The Friesen Lab Queens The Friesen Lab
Oceanodroma castro

Welcome to the homepage of the Friesen lab.

Research: My research group studies mechanisms of population differentiation and speciation in vertebrates, primarily seabirds. Many of our projects have direct or indirect applications to conservation. We are now employing genomics methods to address questions such as those outlined below: 

Mechanisms of population differentiation and speciation. Birds encounter few physical barriers to dispersal and so seem to defy the classical model of speciation. Can speciation happen despite gene flow? If so, how? Or can non-physical barriers to dispersal disrupt gene flow sufficiently to initiate speciation? My research program is challenging several traditional views of mechanisms of population differentiation and speciation, especially questioning the importance of allopatric speciation (‘speciation without gene flow’). Most excitingly, former Ph.D. student Andrea Smith, visiting Ph.D. student Elena Gomez-Diaz and collaborators found clear evidence for sympatric speciation by allochrony (separation of populations by breeding time) in storm-petrels. We (former M.Sc. student Petra Deane, Ph.D. student Tobias Langguth) are continuing to examine the genomic basis for parallel evolution of seasonal races of storm-petrels.

Conservation. Many of our studies have either direct implications for conservation. For example, our work on marbled murrelets, Kittlitz’s murrelets, Xantus’s murrelets and band-rumped storm-petrels has been used by the Committee on the Status of Endangered Wildlife in Canada (COSEWIC), the U.S. Fish and Wildlife Service and the European Taxonomic Commission in defining population units for conservation. Some of our studies address more general conservation problems; for example, Ph.D. student Anna Tigano is assessing the potential for adaptation to climate change in arctic seabirds.

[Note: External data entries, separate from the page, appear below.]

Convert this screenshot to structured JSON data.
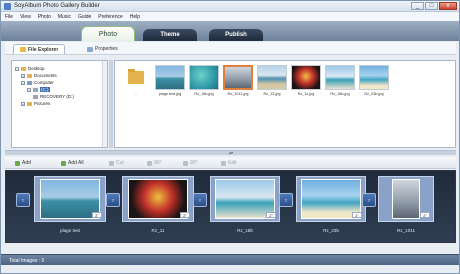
{
  "window": {
    "title": "SoyAlbum Photo Gallery Builder",
    "controls": [
      "_",
      "□",
      "x"
    ]
  },
  "menu": [
    "File",
    "View",
    "Photo",
    "Music",
    "Guide",
    "Preference",
    "Help"
  ],
  "main_tabs": [
    {
      "label": "Photo",
      "active": true
    },
    {
      "label": "Theme",
      "active": false
    },
    {
      "label": "Publish",
      "active": false
    }
  ],
  "sub_tabs": [
    {
      "label": "File Explorer",
      "active": true
    },
    {
      "label": "Properties",
      "active": false
    }
  ],
  "tree": [
    {
      "label": "Desktop",
      "expander": "−",
      "icon": "folder"
    },
    {
      "label": "Documents",
      "expander": "+",
      "icon": "folder"
    },
    {
      "label": "Computer",
      "expander": "−",
      "icon": "pc"
    },
    {
      "label": "(C:)",
      "expander": "+",
      "icon": "disk",
      "selected": true
    },
    {
      "label": "RECOVERY (D:)",
      "expander": "",
      "icon": "disk"
    },
    {
      "label": "Pictures",
      "expander": "+",
      "icon": "folder"
    }
  ],
  "files": [
    {
      "caption": "..",
      "kind": "folder"
    },
    {
      "caption": "plage test.jpg",
      "kind": "beach-rocks"
    },
    {
      "caption": "Rz_18b.jpg",
      "kind": "reef"
    },
    {
      "caption": "Rz_1011.jpg",
      "kind": "city",
      "selected": true
    },
    {
      "caption": "Rz_13.jpg",
      "kind": "coast"
    },
    {
      "caption": "Rz_11.jpg",
      "kind": "carnival"
    },
    {
      "caption": "Rz_18b.jpg",
      "kind": "resort"
    },
    {
      "caption": "Rz_23b.jpg",
      "kind": "palm-beach"
    }
  ],
  "toolbar": [
    {
      "label": "Add",
      "enabled": true
    },
    {
      "label": "Add All",
      "enabled": true
    },
    {
      "label": "Cut",
      "enabled": false
    },
    {
      "label": "90°",
      "enabled": false
    },
    {
      "label": "90°",
      "enabled": false
    },
    {
      "label": "Edit",
      "enabled": false
    }
  ],
  "album": [
    {
      "caption": "plage test",
      "duration": "2\""
    },
    {
      "caption": "Rz_11",
      "duration": "2\""
    },
    {
      "caption": "Rz_18b",
      "duration": "2\""
    },
    {
      "caption": "Rz_23b",
      "duration": "2\""
    },
    {
      "caption": "Rz_1011",
      "duration": "2\""
    }
  ],
  "transition_label": "T",
  "status": "Total Images : 5",
  "colors": {
    "accent": "#3a6db5",
    "selection": "#e07e3c",
    "album_bg": "#1f2b3b"
  }
}
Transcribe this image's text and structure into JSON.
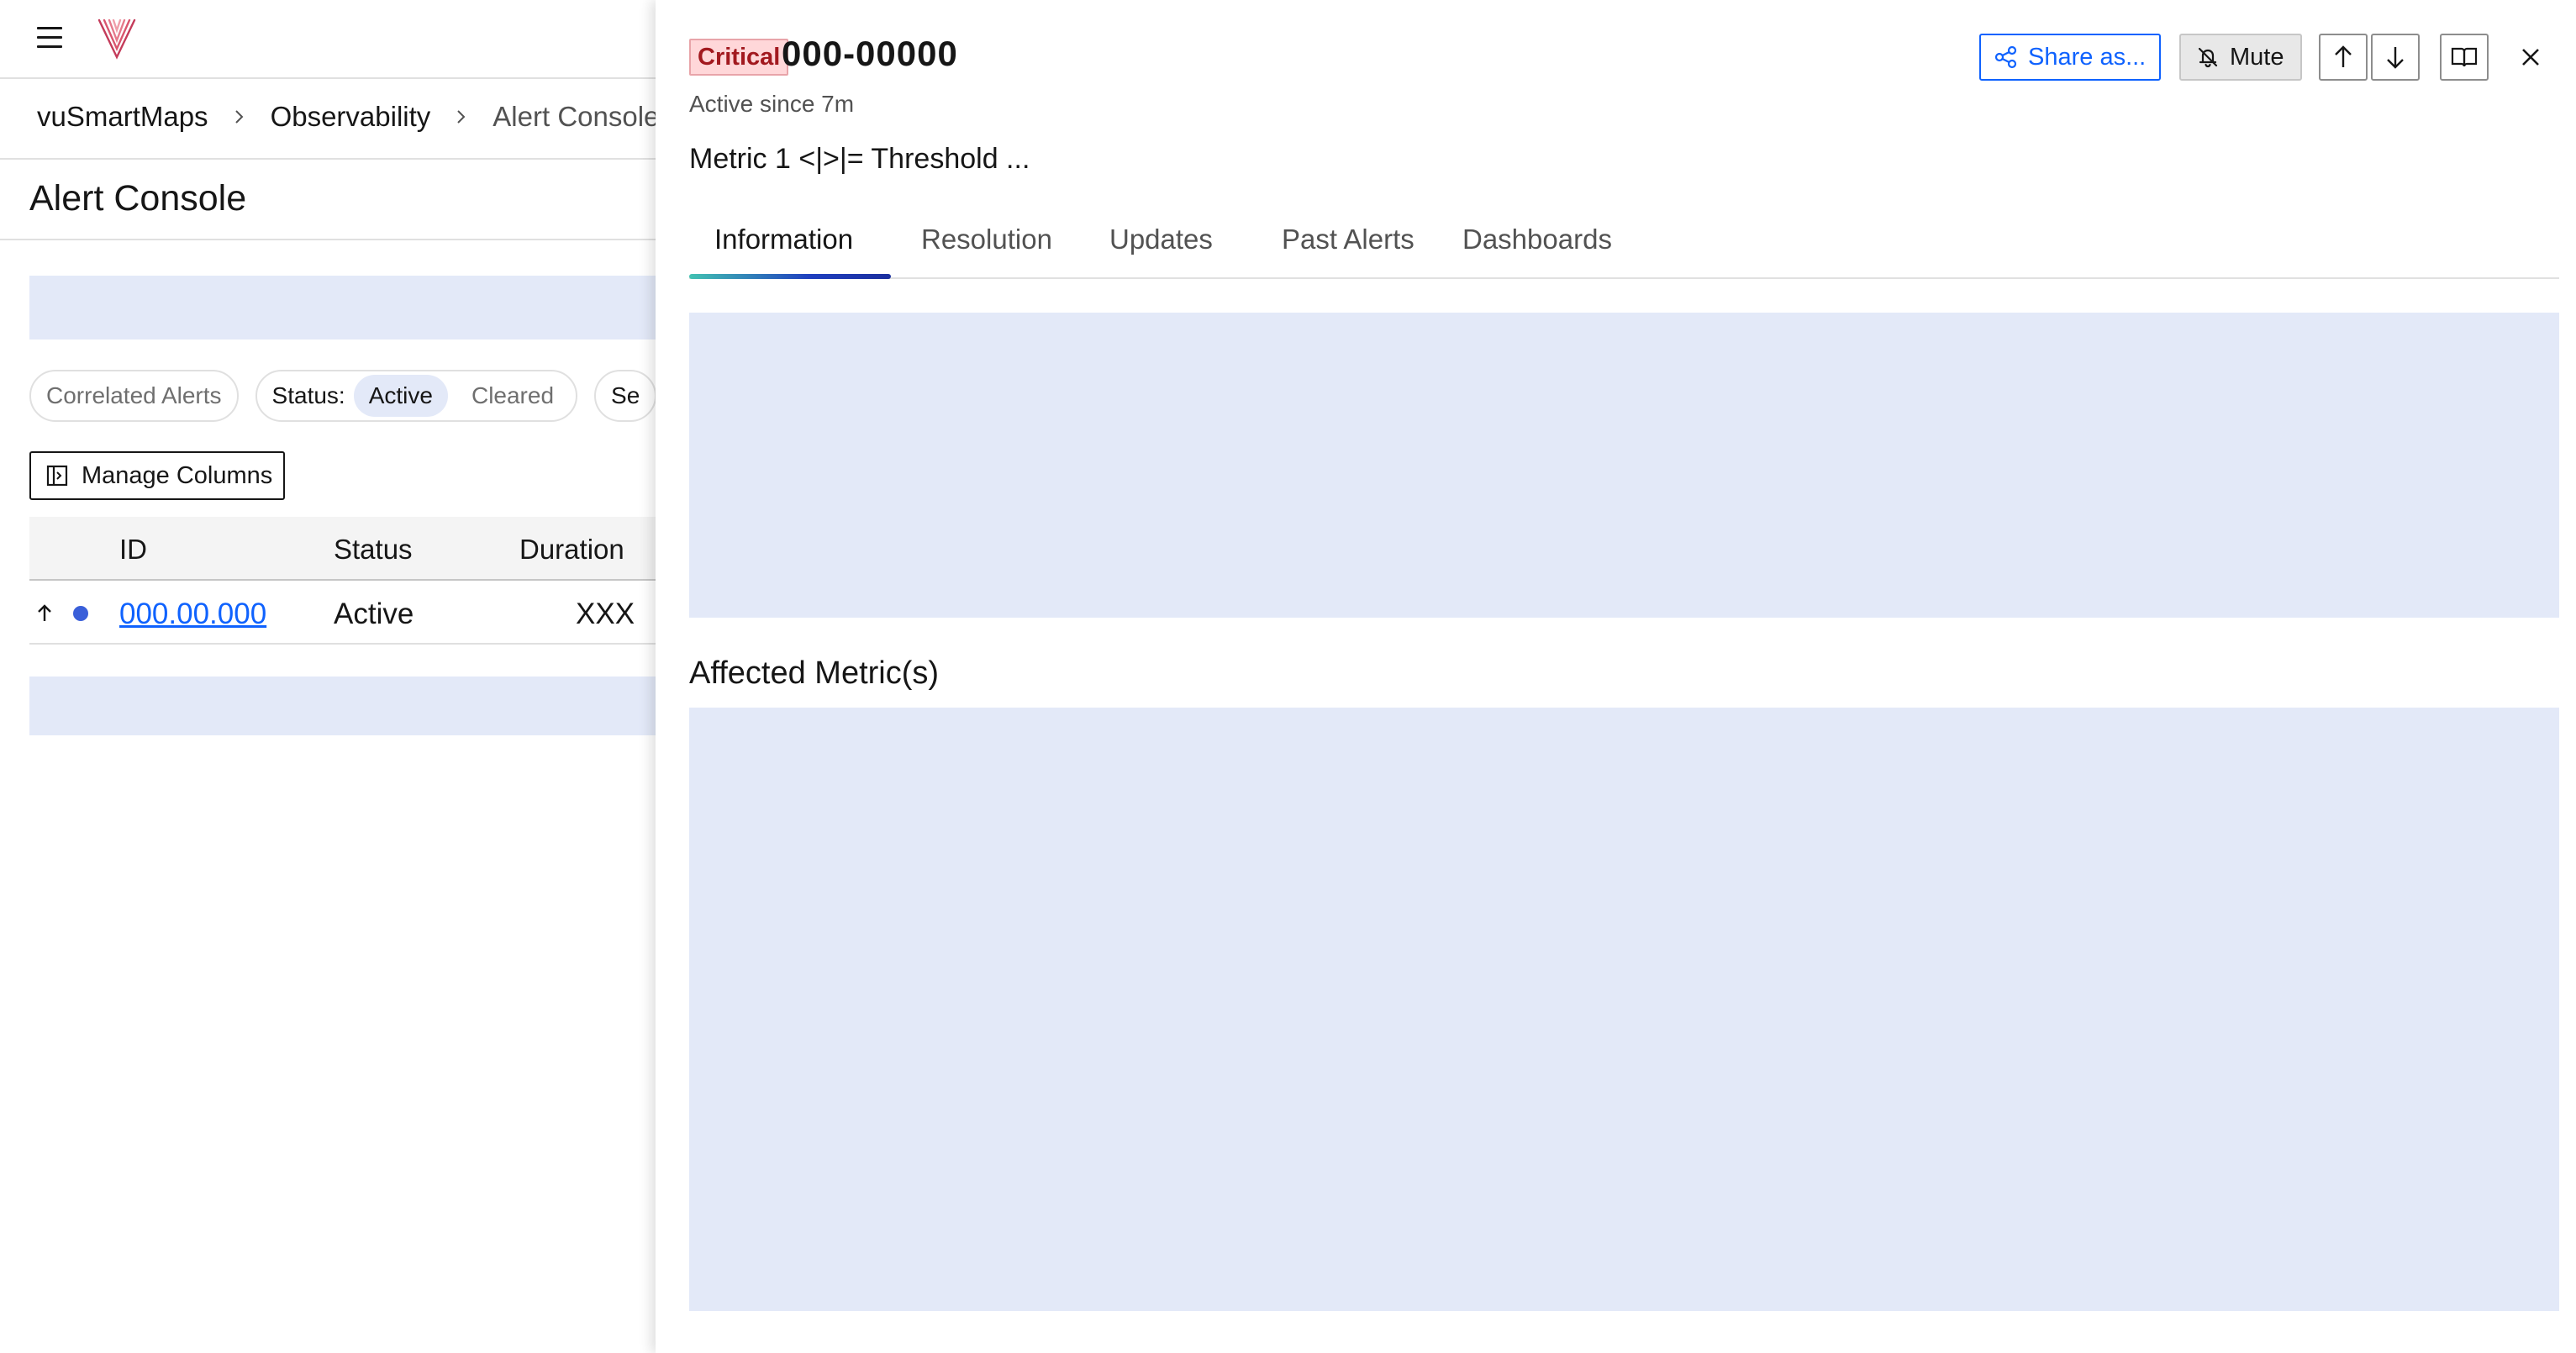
{
  "app": {
    "breadcrumb": [
      "vuSmartMaps",
      "Observability",
      "Alert Console"
    ],
    "page_title": "Alert Console"
  },
  "filters": {
    "correlated": "Correlated Alerts",
    "status_label": "Status:",
    "status_options": [
      "Active",
      "Cleared"
    ],
    "status_selected": "Active",
    "next_chip_partial": "Se"
  },
  "manage_columns": "Manage Columns",
  "table": {
    "columns": [
      "ID",
      "Status",
      "Duration"
    ],
    "rows": [
      {
        "id": "000.00.000",
        "status": "Active",
        "duration": "XXX"
      }
    ]
  },
  "detail": {
    "severity": "Critical",
    "alert_id": "000-00000",
    "active_since": "Active since 7m",
    "description": "Metric 1 <|>|= Threshold ...",
    "actions": {
      "share": "Share as...",
      "mute": "Mute"
    },
    "tabs": [
      "Information",
      "Resolution",
      "Updates",
      "Past Alerts",
      "Dashboards"
    ],
    "selected_tab": "Information",
    "affected_metrics_title": "Affected Metric(s)"
  },
  "colors": {
    "accent": "#0f62fe",
    "critical_bg": "#ffd7d9",
    "critical_text": "#a2191f",
    "skeleton": "#e3e9f8",
    "status_dot": "#3a5fd9"
  },
  "icons": [
    "menu-icon",
    "logo-icon",
    "chevron-right-icon",
    "columns-icon",
    "sort-arrow-up-icon",
    "share-icon",
    "bell-off-icon",
    "arrow-up-icon",
    "arrow-down-icon",
    "book-icon",
    "close-icon"
  ]
}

Syntheses. Periodically I conduct meta-analyses to review the state of a particular field, identify emerging patterns, generate new hypotheses, and identify key problems for future research. Most recently, former post-doctoral fellows Theresa Burg and Karen McCoy and I conducted a meta-analysis of phylogeographic studies of seabirds, which pointed to several factors other than physical barriers to dispersal that may disrupt gene flow in seabirds.

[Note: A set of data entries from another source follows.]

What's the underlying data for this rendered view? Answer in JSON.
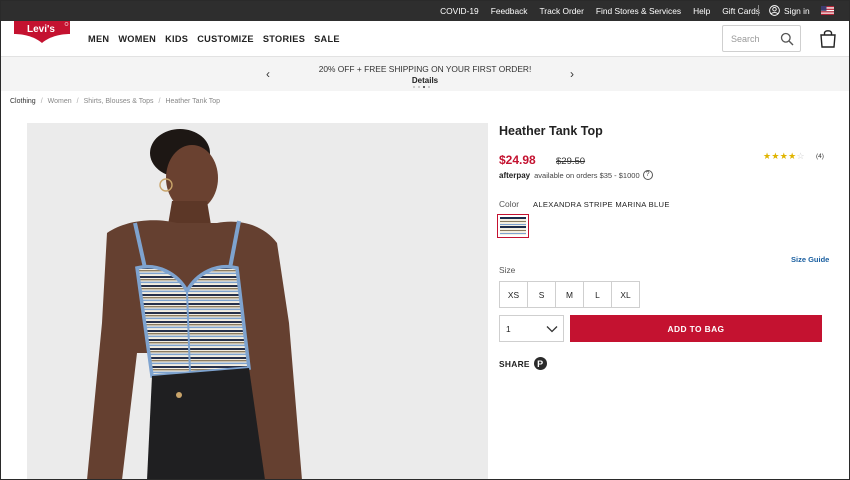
{
  "utility": {
    "links": [
      "COVID-19",
      "Feedback",
      "Track Order",
      "Find Stores & Services",
      "Help",
      "Gift Cards"
    ],
    "sign_in": "Sign in"
  },
  "header": {
    "logo_text": "Levi's",
    "nav": [
      "MEN",
      "WOMEN",
      "KIDS",
      "CUSTOMIZE",
      "STORIES",
      "SALE"
    ],
    "search_placeholder": "Search"
  },
  "promo": {
    "message": "20% OFF + FREE SHIPPING ON YOUR FIRST ORDER!",
    "details": "Details",
    "prev": "‹",
    "next": "›",
    "slides": 4,
    "active_slide": 3
  },
  "breadcrumb": [
    "Clothing",
    "Women",
    "Shirts, Blouses & Tops",
    "Heather Tank Top"
  ],
  "product": {
    "title": "Heather Tank Top",
    "price": "$24.98",
    "original_price": "$29.50",
    "rating": 4,
    "rating_max": 5,
    "review_count": "(4)",
    "afterpay_brand": "afterpay",
    "afterpay_text": "available on orders $35 - $1000",
    "afterpay_info": "?",
    "color_label": "Color",
    "color_value": "ALEXANDRA STRIPE MARINA BLUE",
    "size_label": "Size",
    "size_guide": "Size Guide",
    "sizes": [
      "XS",
      "S",
      "M",
      "L",
      "XL"
    ],
    "quantity": "1",
    "add_to_bag": "ADD TO BAG",
    "share_label": "SHARE",
    "pinterest": "P"
  },
  "colors": {
    "accent": "#c41230",
    "utility_bar": "#2e2e2e",
    "link": "#1a5fa0",
    "star": "#e0b400"
  }
}
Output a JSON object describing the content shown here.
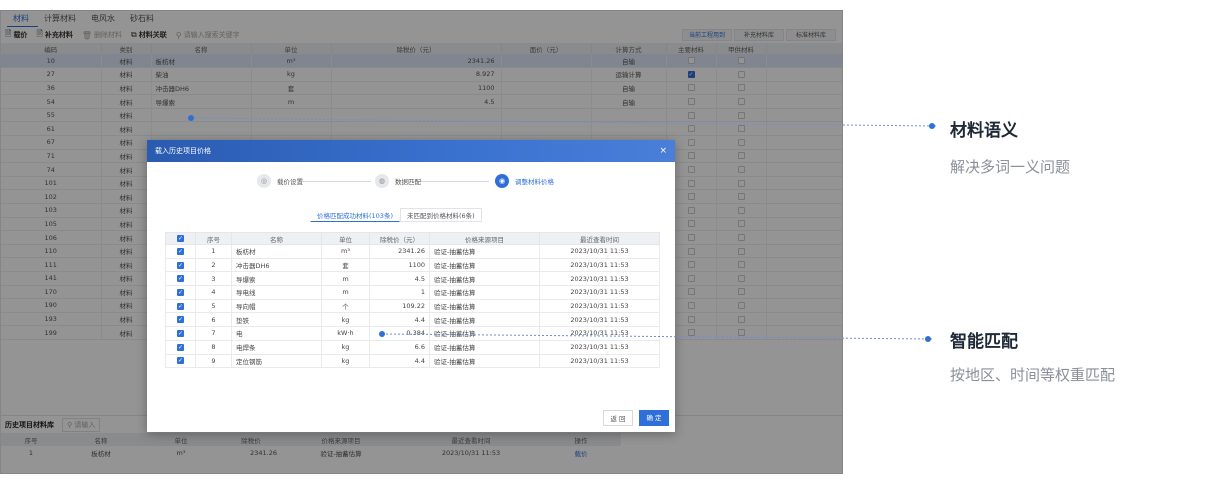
{
  "tabs": [
    "材料",
    "计算材料",
    "电风水",
    "砂石料"
  ],
  "toolbar": {
    "items": [
      "载价",
      "补充材料",
      "删除材料",
      "材料关联"
    ],
    "search_placeholder": "请输入搜索关键字",
    "right_tabs": [
      "当前工程用到",
      "补充材料库",
      "标准材料库"
    ]
  },
  "bg_table": {
    "headers": [
      "编码",
      "类别",
      "名称",
      "单位",
      "除税价（元）",
      "面价（元）",
      "计算方式",
      "主要材料",
      "甲供材料"
    ],
    "rows": [
      {
        "code": "10",
        "cat": "材料",
        "name": "板枋材",
        "unit": "m³",
        "price": "2341.26",
        "calc": "自输",
        "main": false
      },
      {
        "code": "27",
        "cat": "材料",
        "name": "柴油",
        "unit": "kg",
        "price": "8.927",
        "calc": "运输计算",
        "main": true
      },
      {
        "code": "36",
        "cat": "材料",
        "name": "冲击器DH6",
        "unit": "套",
        "price": "1100",
        "calc": "自输",
        "main": false
      },
      {
        "code": "54",
        "cat": "材料",
        "name": "导爆索",
        "unit": "m",
        "price": "4.5",
        "calc": "自输",
        "main": false
      },
      {
        "code": "55",
        "cat": "材料",
        "name": "",
        "unit": "",
        "price": "",
        "calc": "",
        "main": false
      },
      {
        "code": "61",
        "cat": "材料",
        "name": "",
        "unit": "",
        "price": "",
        "calc": "",
        "main": false
      },
      {
        "code": "67",
        "cat": "材料",
        "name": "",
        "unit": "",
        "price": "",
        "calc": "",
        "main": false
      },
      {
        "code": "71",
        "cat": "材料",
        "name": "",
        "unit": "",
        "price": "",
        "calc": "",
        "main": false
      },
      {
        "code": "74",
        "cat": "材料",
        "name": "",
        "unit": "",
        "price": "",
        "calc": "",
        "main": false
      },
      {
        "code": "101",
        "cat": "材料",
        "name": "",
        "unit": "",
        "price": "",
        "calc": "",
        "main": false
      },
      {
        "code": "102",
        "cat": "材料",
        "name": "",
        "unit": "",
        "price": "",
        "calc": "",
        "main": false
      },
      {
        "code": "103",
        "cat": "材料",
        "name": "",
        "unit": "",
        "price": "",
        "calc": "",
        "main": false
      },
      {
        "code": "105",
        "cat": "材料",
        "name": "",
        "unit": "",
        "price": "",
        "calc": "",
        "main": false
      },
      {
        "code": "106",
        "cat": "材料",
        "name": "",
        "unit": "",
        "price": "",
        "calc": "",
        "main": false
      },
      {
        "code": "110",
        "cat": "材料",
        "name": "",
        "unit": "",
        "price": "",
        "calc": "",
        "main": false
      },
      {
        "code": "111",
        "cat": "材料",
        "name": "",
        "unit": "",
        "price": "",
        "calc": "",
        "main": false
      },
      {
        "code": "141",
        "cat": "材料",
        "name": "",
        "unit": "",
        "price": "",
        "calc": "",
        "main": false
      },
      {
        "code": "170",
        "cat": "材料",
        "name": "",
        "unit": "",
        "price": "",
        "calc": "",
        "main": false
      },
      {
        "code": "190",
        "cat": "材料",
        "name": "",
        "unit": "",
        "price": "",
        "calc": "",
        "main": false
      },
      {
        "code": "193",
        "cat": "材料",
        "name": "",
        "unit": "",
        "price": "",
        "calc": "",
        "main": false
      },
      {
        "code": "199",
        "cat": "材料",
        "name": "",
        "unit": "",
        "price": "",
        "calc": "",
        "main": false
      }
    ]
  },
  "history": {
    "title": "历史项目材料库",
    "search_placeholder": "请输入",
    "headers": [
      "序号",
      "名称",
      "单位",
      "除税价",
      "价格来源项目",
      "最近查看时间",
      "操作"
    ],
    "row": {
      "no": "1",
      "name": "板枋材",
      "unit": "m³",
      "price": "2341.26",
      "source": "验证-抽蓄估算",
      "time": "2023/10/31 11:53",
      "op": "载价"
    }
  },
  "modal": {
    "title": "载入历史项目价格",
    "close": "×",
    "steps": [
      "载价设置",
      "数据匹配",
      "调整材料价格"
    ],
    "subtabs": [
      "价格匹配成功材料(103条)",
      "未匹配到价格材料(6条)"
    ],
    "headers": [
      "序号",
      "名称",
      "单位",
      "除税价（元）",
      "价格来源项目",
      "最近查看时间"
    ],
    "rows": [
      {
        "no": "1",
        "name": "板枋材",
        "unit": "m³",
        "price": "2341.26",
        "source": "验证-抽蓄估算",
        "time": "2023/10/31 11:53"
      },
      {
        "no": "2",
        "name": "冲击器DH6",
        "unit": "套",
        "price": "1100",
        "source": "验证-抽蓄估算",
        "time": "2023/10/31 11:53"
      },
      {
        "no": "3",
        "name": "导爆索",
        "unit": "m",
        "price": "4.5",
        "source": "验证-抽蓄估算",
        "time": "2023/10/31 11:53"
      },
      {
        "no": "4",
        "name": "导电线",
        "unit": "m",
        "price": "1",
        "source": "验证-抽蓄估算",
        "time": "2023/10/31 11:53"
      },
      {
        "no": "5",
        "name": "导向帽",
        "unit": "个",
        "price": "109.22",
        "source": "验证-抽蓄估算",
        "time": "2023/10/31 11:53"
      },
      {
        "no": "6",
        "name": "垫铁",
        "unit": "kg",
        "price": "4.4",
        "source": "验证-抽蓄估算",
        "time": "2023/10/31 11:53"
      },
      {
        "no": "7",
        "name": "电",
        "unit": "kW·h",
        "price": "0.384",
        "source": "验证-抽蓄估算",
        "time": "2023/10/31 11:53"
      },
      {
        "no": "8",
        "name": "电焊条",
        "unit": "kg",
        "price": "6.6",
        "source": "验证-抽蓄估算",
        "time": "2023/10/31 11:53"
      },
      {
        "no": "9",
        "name": "定位钢筋",
        "unit": "kg",
        "price": "4.4",
        "source": "验证-抽蓄估算",
        "time": "2023/10/31 11:53"
      }
    ],
    "back": "返 回",
    "ok": "确 定"
  },
  "callouts": [
    {
      "title": "材料语义",
      "subtitle": "解决多词一义问题"
    },
    {
      "title": "智能匹配",
      "subtitle": "按地区、时间等权重匹配"
    }
  ],
  "colors": {
    "accent": "#2f6fd8",
    "header": "#2a5bb0"
  }
}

Systematics. Sound phylogenies are the foundation for solid studies of ecology, behaviour, and evolution. We have conducted comprehensive phylogenetic analyses of the Alcidae, Sulidae and Oceanodrominae. Furthermore, several of our population genetic studies resulted in taxonomic revisions, especially the recognition of cryptic species.

Molecular evolution. Many of our studies provide interesting insights into molecular evolution. For example, former M.Sc. student Hollie Walsh produced one of the first successful studies of the avian major histocompatability complex (MHC), a notoriously difficult system to analyze. Her results revealed that auklets possess at least two functional copies of the Class II B locus that undergo concerted evolution, and that alleles are shared between species that have been isolated for approx. 5 my. Former Ph.D. students James Morris-Pocock and Scott Taylor also found clear evidence of concerted evolution of tandemly duplicated copies of the mitochondrial control region in sulids.